--- TASK REQUIREMENTS ---
Among the entries, how many lines hold the word "Article"? Respond with that number only.

━━━ LISTED RECORDS

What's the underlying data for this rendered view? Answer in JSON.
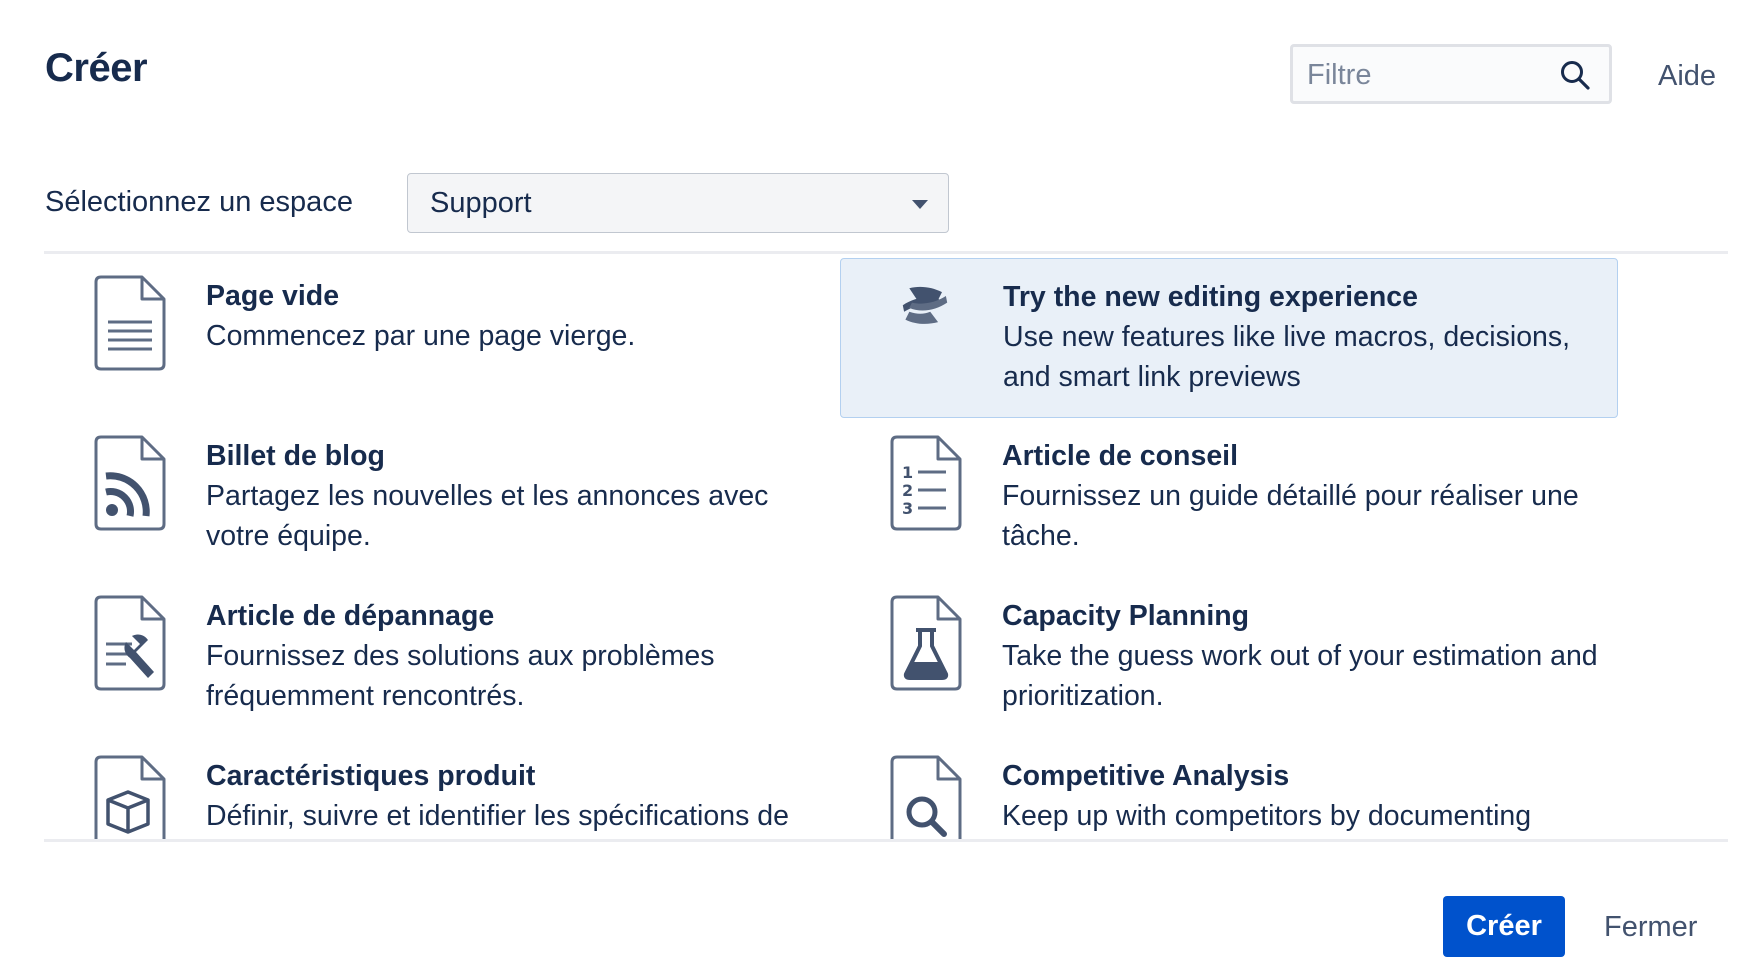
{
  "dialog": {
    "title": "Créer"
  },
  "header": {
    "filter_placeholder": "Filtre",
    "help_label": "Aide"
  },
  "space": {
    "label": "Sélectionnez un espace",
    "selected": "Support"
  },
  "templates": [
    {
      "name": "Page vide",
      "description": "Commencez par une page vierge.",
      "icon": "blank-page-icon"
    },
    {
      "name": "Try the new editing experience",
      "description": "Use new features like live macros, decisions, and smart link previews",
      "icon": "confluence-logo-icon",
      "selected": true
    },
    {
      "name": "Billet de blog",
      "description": "Partagez les nouvelles et les annonces avec votre équipe.",
      "icon": "rss-feed-icon"
    },
    {
      "name": "Article de conseil",
      "description": "Fournissez un guide détaillé pour réaliser une tâche.",
      "icon": "numbered-list-icon"
    },
    {
      "name": "Article de dépannage",
      "description": "Fournissez des solutions aux problèmes fréquemment rencontrés.",
      "icon": "wrench-icon"
    },
    {
      "name": "Capacity Planning",
      "description": "Take the guess work out of your estimation and prioritization.",
      "icon": "flask-icon"
    },
    {
      "name": "Caractéristiques produit",
      "description": "Définir, suivre et identifier les spécifications de",
      "icon": "package-icon"
    },
    {
      "name": "Competitive Analysis",
      "description": "Keep up with competitors by documenting",
      "icon": "magnifier-icon"
    }
  ],
  "footer": {
    "create_label": "Créer",
    "close_label": "Fermer"
  },
  "colors": {
    "primary": "#0052cc",
    "selected_bg": "#e9f0f8",
    "text": "#172b4d"
  }
}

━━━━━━

--- SOLUTION TO THE PROBLEM ---
2